If a line includes "MARIA", copy it out of the entries.

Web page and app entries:
━━━━━━━━━━
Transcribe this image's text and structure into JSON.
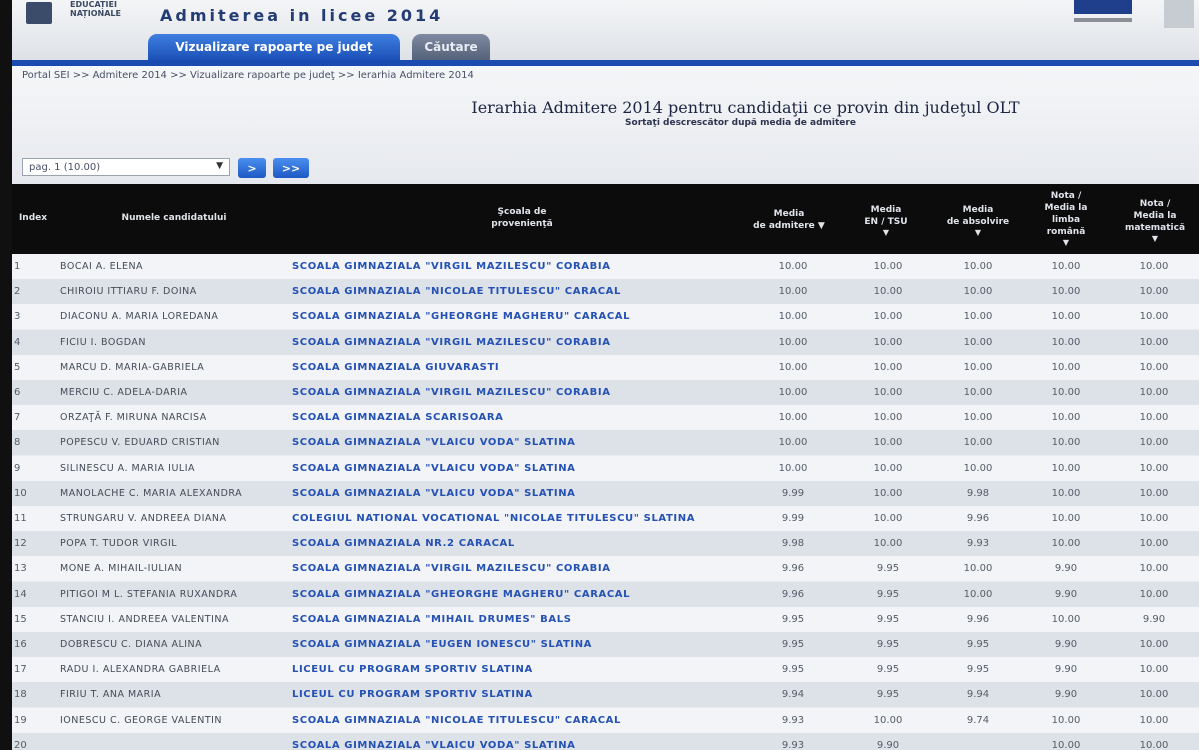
{
  "header": {
    "org_line1": "EDUCAȚIEI",
    "org_line2": "NAȚIONALE",
    "app_title": "Admiterea in licee 2014"
  },
  "tabs": [
    {
      "label": "Vizualizare rapoarte pe județ",
      "active": true
    },
    {
      "label": "Căutare",
      "active": false
    }
  ],
  "breadcrumb": "Portal SEI >> Admitere 2014 >> Vizualizare rapoarte pe judeţ >> Ierarhia Admitere 2014",
  "page": {
    "title": "Ierarhia Admitere 2014 pentru candidaţii ce provin din judeţul OLT",
    "subtitle": "Sortaţi descrescător după media de admitere"
  },
  "pager": {
    "selected": "pag. 1 (10.00)",
    "next_label": ">",
    "last_label": ">>"
  },
  "columns": {
    "index": "Index",
    "name": "Numele candidatului",
    "school_l1": "Şcoala de",
    "school_l2": "provenienţă",
    "adm_l1": "Media",
    "adm_l2": "de admitere",
    "en_l1": "Media",
    "en_l2": "EN / TSU",
    "abs_l1": "Media",
    "abs_l2": "de absolvire",
    "ro_l1": "Nota /",
    "ro_l2": "Media la",
    "ro_l3": "limba",
    "ro_l4": "română",
    "mat_l1": "Nota /",
    "mat_l2": "Media la",
    "mat_l3": "matematică"
  },
  "colors": {
    "tab_active": "#1c50b8",
    "school_link": "#2451b3",
    "header_bg": "#0c0c0c"
  },
  "rows": [
    {
      "index": "1",
      "name": "BOCAI A. ELENA",
      "school": "SCOALA GIMNAZIALA \"VIRGIL MAZILESCU\" CORABIA",
      "adm": "10.00",
      "en": "10.00",
      "abs": "10.00",
      "ro": "10.00",
      "mat": "10.00"
    },
    {
      "index": "2",
      "name": "CHIROIU ITTIARU F. DOINA",
      "school": "SCOALA GIMNAZIALA \"NICOLAE TITULESCU\" CARACAL",
      "adm": "10.00",
      "en": "10.00",
      "abs": "10.00",
      "ro": "10.00",
      "mat": "10.00"
    },
    {
      "index": "3",
      "name": "DIACONU A. MARIA LOREDANA",
      "school": "SCOALA GIMNAZIALA \"GHEORGHE MAGHERU\" CARACAL",
      "adm": "10.00",
      "en": "10.00",
      "abs": "10.00",
      "ro": "10.00",
      "mat": "10.00"
    },
    {
      "index": "4",
      "name": "FICIU I. BOGDAN",
      "school": "SCOALA GIMNAZIALA \"VIRGIL MAZILESCU\" CORABIA",
      "adm": "10.00",
      "en": "10.00",
      "abs": "10.00",
      "ro": "10.00",
      "mat": "10.00"
    },
    {
      "index": "5",
      "name": "MARCU D. MARIA-GABRIELA",
      "school": "SCOALA GIMNAZIALA GIUVARASTI",
      "adm": "10.00",
      "en": "10.00",
      "abs": "10.00",
      "ro": "10.00",
      "mat": "10.00"
    },
    {
      "index": "6",
      "name": "MERCIU C. ADELA-DARIA",
      "school": "SCOALA GIMNAZIALA \"VIRGIL MAZILESCU\" CORABIA",
      "adm": "10.00",
      "en": "10.00",
      "abs": "10.00",
      "ro": "10.00",
      "mat": "10.00"
    },
    {
      "index": "7",
      "name": "ORZAŢĂ F. MIRUNA NARCISA",
      "school": "SCOALA GIMNAZIALA SCARISOARA",
      "adm": "10.00",
      "en": "10.00",
      "abs": "10.00",
      "ro": "10.00",
      "mat": "10.00"
    },
    {
      "index": "8",
      "name": "POPESCU V. EDUARD CRISTIAN",
      "school": "SCOALA GIMNAZIALA \"VLAICU VODA\" SLATINA",
      "adm": "10.00",
      "en": "10.00",
      "abs": "10.00",
      "ro": "10.00",
      "mat": "10.00"
    },
    {
      "index": "9",
      "name": "SILINESCU A. MARIA IULIA",
      "school": "SCOALA GIMNAZIALA \"VLAICU VODA\" SLATINA",
      "adm": "10.00",
      "en": "10.00",
      "abs": "10.00",
      "ro": "10.00",
      "mat": "10.00"
    },
    {
      "index": "10",
      "name": "MANOLACHE C. MARIA ALEXANDRA",
      "school": "SCOALA GIMNAZIALA \"VLAICU VODA\" SLATINA",
      "adm": "9.99",
      "en": "10.00",
      "abs": "9.98",
      "ro": "10.00",
      "mat": "10.00"
    },
    {
      "index": "11",
      "name": "STRUNGARU V. ANDREEA DIANA",
      "school": "COLEGIUL NATIONAL VOCATIONAL \"NICOLAE TITULESCU\" SLATINA",
      "adm": "9.99",
      "en": "10.00",
      "abs": "9.96",
      "ro": "10.00",
      "mat": "10.00"
    },
    {
      "index": "12",
      "name": "POPA T. TUDOR VIRGIL",
      "school": "SCOALA GIMNAZIALA NR.2 CARACAL",
      "adm": "9.98",
      "en": "10.00",
      "abs": "9.93",
      "ro": "10.00",
      "mat": "10.00"
    },
    {
      "index": "13",
      "name": "MONE A. MIHAIL-IULIAN",
      "school": "SCOALA GIMNAZIALA \"VIRGIL MAZILESCU\" CORABIA",
      "adm": "9.96",
      "en": "9.95",
      "abs": "10.00",
      "ro": "9.90",
      "mat": "10.00"
    },
    {
      "index": "14",
      "name": "PITIGOI M L. STEFANIA RUXANDRA",
      "school": "SCOALA GIMNAZIALA \"GHEORGHE MAGHERU\" CARACAL",
      "adm": "9.96",
      "en": "9.95",
      "abs": "10.00",
      "ro": "9.90",
      "mat": "10.00"
    },
    {
      "index": "15",
      "name": "STANCIU I. ANDREEA VALENTINA",
      "school": "SCOALA GIMNAZIALA \"MIHAIL DRUMES\" BALS",
      "adm": "9.95",
      "en": "9.95",
      "abs": "9.96",
      "ro": "10.00",
      "mat": "9.90"
    },
    {
      "index": "16",
      "name": "DOBRESCU C. DIANA ALINA",
      "school": "SCOALA GIMNAZIALA \"EUGEN IONESCU\" SLATINA",
      "adm": "9.95",
      "en": "9.95",
      "abs": "9.95",
      "ro": "9.90",
      "mat": "10.00"
    },
    {
      "index": "17",
      "name": "RADU I. ALEXANDRA GABRIELA",
      "school": "LICEUL CU PROGRAM SPORTIV SLATINA",
      "adm": "9.95",
      "en": "9.95",
      "abs": "9.95",
      "ro": "9.90",
      "mat": "10.00"
    },
    {
      "index": "18",
      "name": "FIRIU T. ANA MARIA",
      "school": "LICEUL CU PROGRAM SPORTIV SLATINA",
      "adm": "9.94",
      "en": "9.95",
      "abs": "9.94",
      "ro": "9.90",
      "mat": "10.00"
    },
    {
      "index": "19",
      "name": "IONESCU C. GEORGE VALENTIN",
      "school": "SCOALA GIMNAZIALA \"NICOLAE TITULESCU\" CARACAL",
      "adm": "9.93",
      "en": "10.00",
      "abs": "9.74",
      "ro": "10.00",
      "mat": "10.00"
    },
    {
      "index": "20",
      "name": "",
      "school": "SCOALA GIMNAZIALA \"VLAICU VODA\" SLATINA",
      "adm": "9.93",
      "en": "9.90",
      "abs": "",
      "ro": "10.00",
      "mat": "10.00"
    }
  ]
}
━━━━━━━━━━
_Result of this exercise_:
      "name": "DIACONU A. MARIA LOREDANA",
      "name": "MARCU D. MARIA-GABRIELA",
      "name": "SILINESCU A. MARIA IULIA",
      "name": "MANOLACHE C. MARIA ALEXANDRA",
      "name": "FIRIU T. ANA MARIA",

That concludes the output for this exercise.